__Information__.

--- START ---

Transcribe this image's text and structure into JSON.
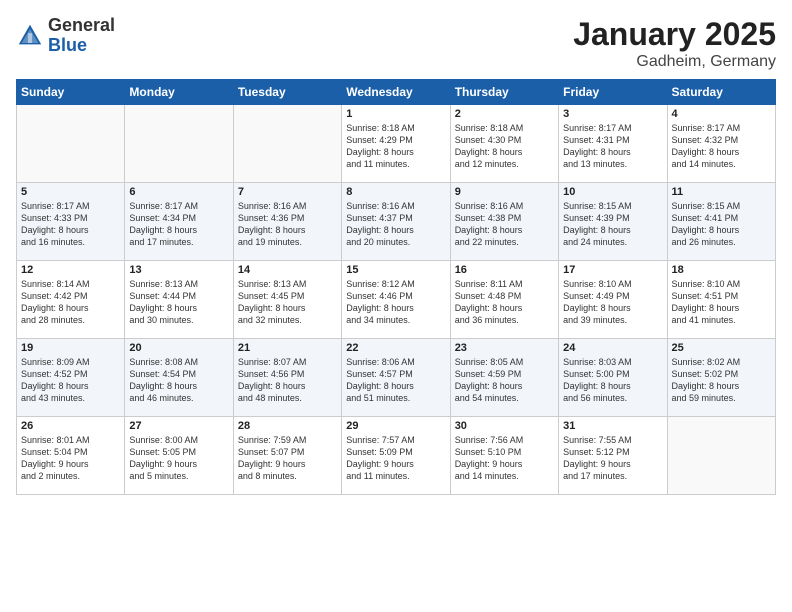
{
  "header": {
    "logo_general": "General",
    "logo_blue": "Blue",
    "month": "January 2025",
    "location": "Gadheim, Germany"
  },
  "weekdays": [
    "Sunday",
    "Monday",
    "Tuesday",
    "Wednesday",
    "Thursday",
    "Friday",
    "Saturday"
  ],
  "weeks": [
    [
      {
        "day": "",
        "info": ""
      },
      {
        "day": "",
        "info": ""
      },
      {
        "day": "",
        "info": ""
      },
      {
        "day": "1",
        "info": "Sunrise: 8:18 AM\nSunset: 4:29 PM\nDaylight: 8 hours\nand 11 minutes."
      },
      {
        "day": "2",
        "info": "Sunrise: 8:18 AM\nSunset: 4:30 PM\nDaylight: 8 hours\nand 12 minutes."
      },
      {
        "day": "3",
        "info": "Sunrise: 8:17 AM\nSunset: 4:31 PM\nDaylight: 8 hours\nand 13 minutes."
      },
      {
        "day": "4",
        "info": "Sunrise: 8:17 AM\nSunset: 4:32 PM\nDaylight: 8 hours\nand 14 minutes."
      }
    ],
    [
      {
        "day": "5",
        "info": "Sunrise: 8:17 AM\nSunset: 4:33 PM\nDaylight: 8 hours\nand 16 minutes."
      },
      {
        "day": "6",
        "info": "Sunrise: 8:17 AM\nSunset: 4:34 PM\nDaylight: 8 hours\nand 17 minutes."
      },
      {
        "day": "7",
        "info": "Sunrise: 8:16 AM\nSunset: 4:36 PM\nDaylight: 8 hours\nand 19 minutes."
      },
      {
        "day": "8",
        "info": "Sunrise: 8:16 AM\nSunset: 4:37 PM\nDaylight: 8 hours\nand 20 minutes."
      },
      {
        "day": "9",
        "info": "Sunrise: 8:16 AM\nSunset: 4:38 PM\nDaylight: 8 hours\nand 22 minutes."
      },
      {
        "day": "10",
        "info": "Sunrise: 8:15 AM\nSunset: 4:39 PM\nDaylight: 8 hours\nand 24 minutes."
      },
      {
        "day": "11",
        "info": "Sunrise: 8:15 AM\nSunset: 4:41 PM\nDaylight: 8 hours\nand 26 minutes."
      }
    ],
    [
      {
        "day": "12",
        "info": "Sunrise: 8:14 AM\nSunset: 4:42 PM\nDaylight: 8 hours\nand 28 minutes."
      },
      {
        "day": "13",
        "info": "Sunrise: 8:13 AM\nSunset: 4:44 PM\nDaylight: 8 hours\nand 30 minutes."
      },
      {
        "day": "14",
        "info": "Sunrise: 8:13 AM\nSunset: 4:45 PM\nDaylight: 8 hours\nand 32 minutes."
      },
      {
        "day": "15",
        "info": "Sunrise: 8:12 AM\nSunset: 4:46 PM\nDaylight: 8 hours\nand 34 minutes."
      },
      {
        "day": "16",
        "info": "Sunrise: 8:11 AM\nSunset: 4:48 PM\nDaylight: 8 hours\nand 36 minutes."
      },
      {
        "day": "17",
        "info": "Sunrise: 8:10 AM\nSunset: 4:49 PM\nDaylight: 8 hours\nand 39 minutes."
      },
      {
        "day": "18",
        "info": "Sunrise: 8:10 AM\nSunset: 4:51 PM\nDaylight: 8 hours\nand 41 minutes."
      }
    ],
    [
      {
        "day": "19",
        "info": "Sunrise: 8:09 AM\nSunset: 4:52 PM\nDaylight: 8 hours\nand 43 minutes."
      },
      {
        "day": "20",
        "info": "Sunrise: 8:08 AM\nSunset: 4:54 PM\nDaylight: 8 hours\nand 46 minutes."
      },
      {
        "day": "21",
        "info": "Sunrise: 8:07 AM\nSunset: 4:56 PM\nDaylight: 8 hours\nand 48 minutes."
      },
      {
        "day": "22",
        "info": "Sunrise: 8:06 AM\nSunset: 4:57 PM\nDaylight: 8 hours\nand 51 minutes."
      },
      {
        "day": "23",
        "info": "Sunrise: 8:05 AM\nSunset: 4:59 PM\nDaylight: 8 hours\nand 54 minutes."
      },
      {
        "day": "24",
        "info": "Sunrise: 8:03 AM\nSunset: 5:00 PM\nDaylight: 8 hours\nand 56 minutes."
      },
      {
        "day": "25",
        "info": "Sunrise: 8:02 AM\nSunset: 5:02 PM\nDaylight: 8 hours\nand 59 minutes."
      }
    ],
    [
      {
        "day": "26",
        "info": "Sunrise: 8:01 AM\nSunset: 5:04 PM\nDaylight: 9 hours\nand 2 minutes."
      },
      {
        "day": "27",
        "info": "Sunrise: 8:00 AM\nSunset: 5:05 PM\nDaylight: 9 hours\nand 5 minutes."
      },
      {
        "day": "28",
        "info": "Sunrise: 7:59 AM\nSunset: 5:07 PM\nDaylight: 9 hours\nand 8 minutes."
      },
      {
        "day": "29",
        "info": "Sunrise: 7:57 AM\nSunset: 5:09 PM\nDaylight: 9 hours\nand 11 minutes."
      },
      {
        "day": "30",
        "info": "Sunrise: 7:56 AM\nSunset: 5:10 PM\nDaylight: 9 hours\nand 14 minutes."
      },
      {
        "day": "31",
        "info": "Sunrise: 7:55 AM\nSunset: 5:12 PM\nDaylight: 9 hours\nand 17 minutes."
      },
      {
        "day": "",
        "info": ""
      }
    ]
  ]
}
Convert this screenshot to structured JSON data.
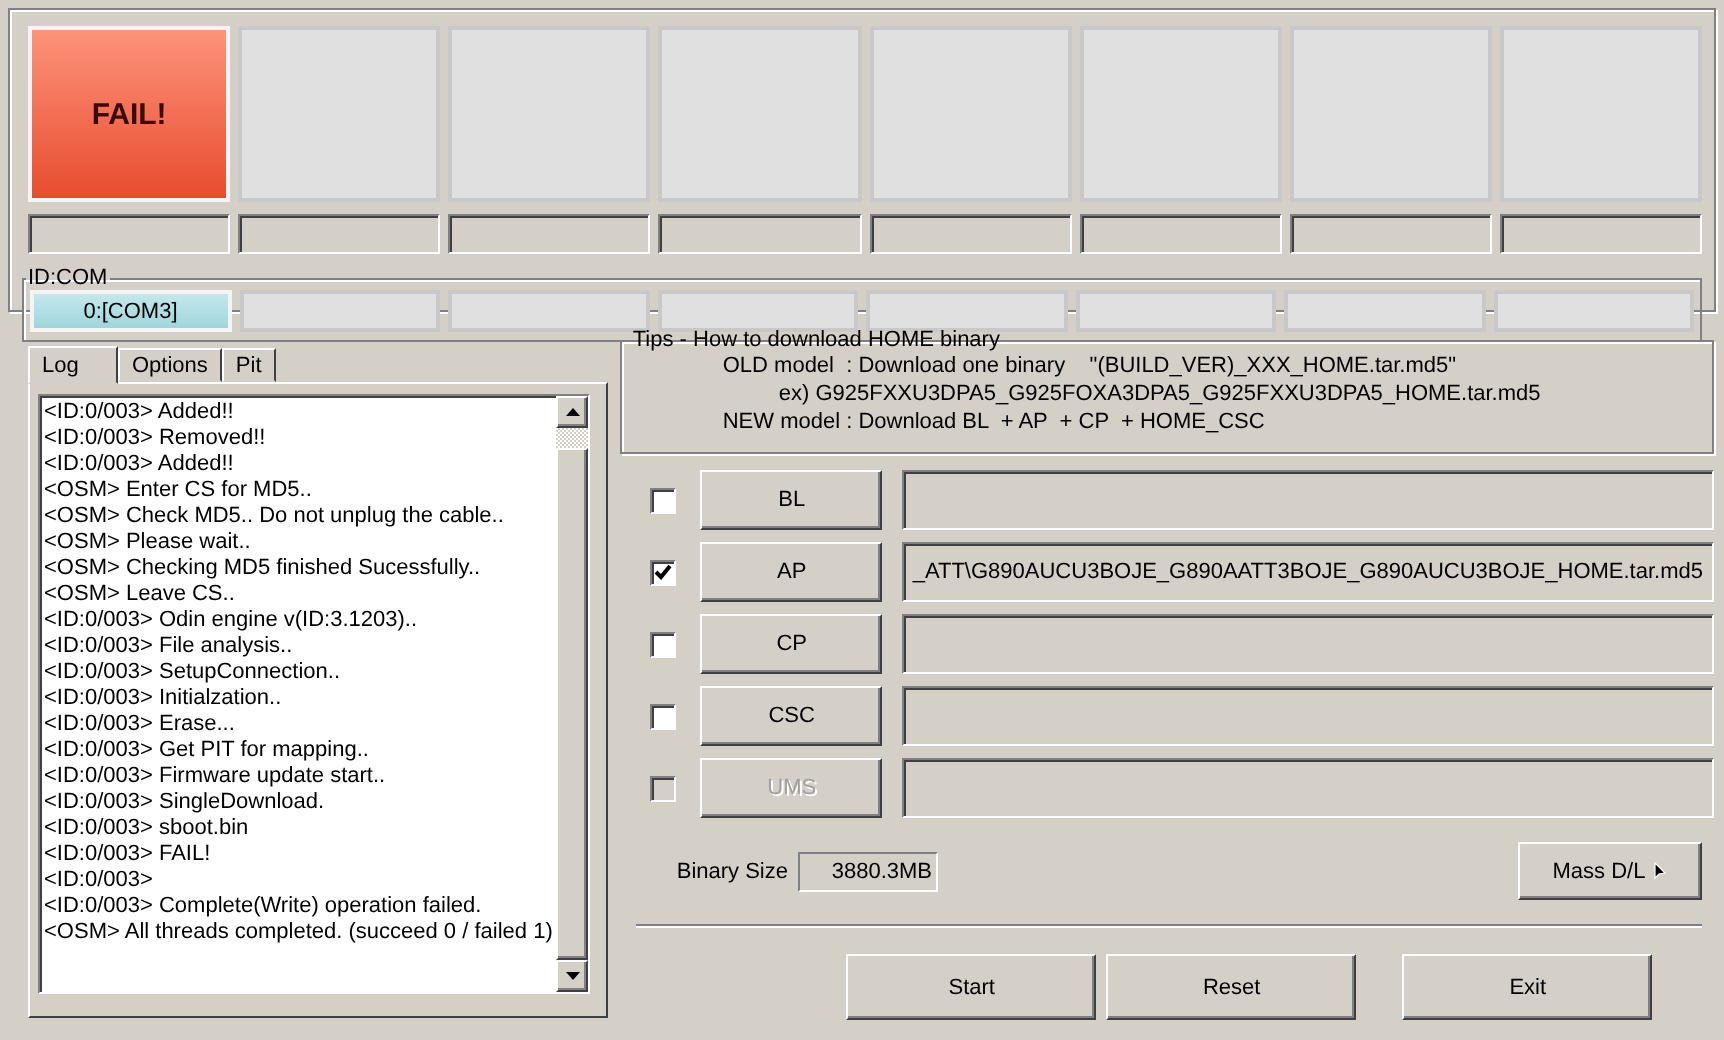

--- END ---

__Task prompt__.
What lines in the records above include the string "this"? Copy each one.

__Answer area__.
Transcribe this image's text and structure into JSON.
Convert this screenshot to structured JSON data.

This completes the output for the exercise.